A few Pharmacy Director’s that I know (myself included back in the day) advised their buyers to go ahead and buy a Private Label drug to fill a shortage, and did not worry about documenting this for 340B purposes. This can result in an adverse finding in a HRSA audit unless specific steps are taken as we describe below.
Managing drug shortages and remaining compliant with 340B can be daunting. As of today, ASHP shows 147 drugs in short supply. This means buyers scramble to find any product, and some cases, the only product may be a Wholesaler’s Private Label.
HRSA allows use of Private Label Drugs when there are no other options available, and not using the Private Label drug could result in patient harm.
The key elements for compliance in this area include:
- Well Documented in Policy and Procedures;
- Maintenance of Documentation, and
- Reported to HRSA
If you say P&P one more time. . .
The Curmudgeon Coalition let me know clearly, that if I said ‘Policy and Procedure’ just one more time, well, I cannot repeat their comments here. However, I will just use the abbreviation P&P instead of spelling it out.
Here is an example of what your P&P should say:
[Entity] realizes that HRSA considers ‘Private Label’ drugs as GPO, and as such, prohibit using them for outpatient use. However, during extreme market shortages, the only product available may be the GPO private-labeled product. During these extreme circumstances, and as a measure of last resort to ensure continuity of care to patients, [Entity] will purchase these private-label products on our GPO accounts.
To comply with HRSA Statues and regulations, [Entity] will, on the form show below labeled “Private Label Emergency Purchases”;
- Document the attempts to acquire other non-GPO drugs;
- Document all details of the purchase;
- Report said purchase to HRSA via email to Apexus using the form as an attachment.
Maintenance of Documentation
Retain all records pertinent to any 340B Private Label purchases for no less than the limit set by your P&P. We recommend five years. Keep the records where they may be readily retrieved in the event of a HRSA integrity audit.
Do I really have to Report to HRSA?

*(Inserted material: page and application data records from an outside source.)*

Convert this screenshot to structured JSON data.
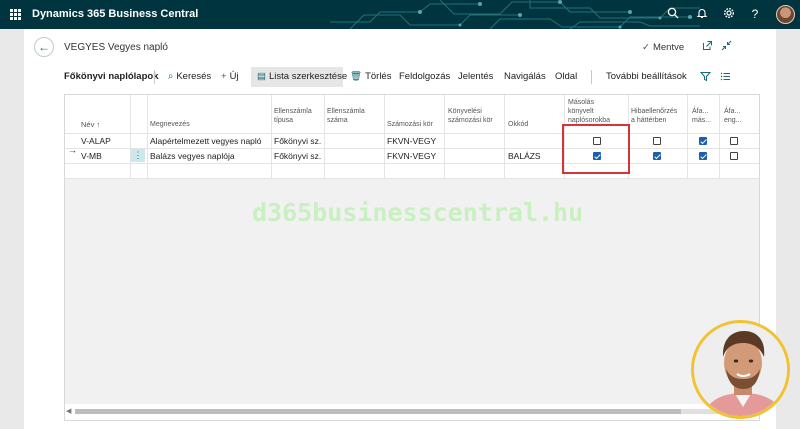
{
  "app": {
    "title": "Dynamics 365 Business Central"
  },
  "topbar_icons": [
    "search-icon",
    "bell-icon",
    "gear-icon",
    "help-icon"
  ],
  "page": {
    "title": "VEGYES Vegyes napló",
    "saved_label": "Mentve"
  },
  "actions": {
    "section_label": "Főkönyvi naplólapok",
    "search": "Keresés",
    "new": "Új",
    "edit_list": "Lista szerkesztése",
    "delete": "Törlés",
    "process": "Feldolgozás",
    "report": "Jelentés",
    "navigate": "Navigálás",
    "page": "Oldal",
    "more": "További beállítások"
  },
  "columns": {
    "name": "Név ↑",
    "description": "Megnevezés",
    "bal_account_type": [
      "Ellenszámla",
      "típusa"
    ],
    "bal_account_no": [
      "Ellenszámla",
      "száma"
    ],
    "no_series": "Számozási kör",
    "posting_no_series": [
      "Könyvelési",
      "számozási kör"
    ],
    "reason_code": "Okkód",
    "copy_to_posted": [
      "Másolás",
      "könyvelt",
      "naplósorokba"
    ],
    "background_check": [
      "Hibaellenőrzés",
      "a háttérben"
    ],
    "vat_copy": [
      "Áfa...",
      "más..."
    ],
    "vat_allow": [
      "Áfa...",
      "eng..."
    ]
  },
  "rows": [
    {
      "name": "V-ALAP",
      "description": "Alapértelmezett vegyes napló",
      "bal_account_type": "Főkönyvi sz...",
      "bal_account_no": "",
      "no_series": "FKVN-VEGY",
      "posting_no_series": "",
      "reason_code": "",
      "copy_to_posted": false,
      "background_check": false,
      "vat_copy": true,
      "vat_allow": false
    },
    {
      "name": "V-MB",
      "description": "Balázs vegyes naplója",
      "bal_account_type": "Főkönyvi sz...",
      "bal_account_no": "",
      "no_series": "FKVN-VEGY",
      "posting_no_series": "",
      "reason_code": "BALÁZS",
      "copy_to_posted": true,
      "background_check": true,
      "vat_copy": true,
      "vat_allow": false
    }
  ],
  "watermark": "d365businesscentral.hu",
  "colors": {
    "topbar": "#00353f",
    "accent": "#1a6a7a",
    "highlight": "#d9333a",
    "watermark": "#c9f0c0"
  }
}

The first question heard when someone reads this rule, is ‘Do we really have to report to HRSA?’. The short answer is emphatically ‘Yes’, as that is the way the rule is written. However, facilities that we know have consistently reporting this issue to HRSA are sometimes told to stop reporting it. Our recommendation is that you continue to report any use of private label drugs until Apexus or a HRSA rep tells you otherwise. Then document that and save your documentation. . .
Addressing this topic in your P&P is great, but we see a fair number of issues anytime an experienced buyer moves on to another career opportunity, and a new buyer steps in. Be sure that your new buyer(s) are trained in not only 340B, but in how 340B is managed in your specific facility.
And In Closing
OK: I promised to tie today’s blog into Aesop’s fable the Doe and the Lion.
I’ll admit this is a very loose link. But there is a mite of similarity between buying Private Label drugs for outpatient use without proper documentation, as you avoid one issue for another. Here’s the fable of
The Doe and the Lion
A DOE hard pressed by hunters sought refuge in a cave belonging to a Lion. the Lion concealed himself on seeing her approach, but when she was safe within the cave, sprang upon her and tore her to pieces. "Woe is me," exclaimed the Doe, "who have escaped from man, only to throw myself into the mouth of a wild beast?'
In avoiding one evil, care must be taken not to fall into another.
As always, contact your friendly neighborhood CPS Compliance and Regulatory consultant for more information!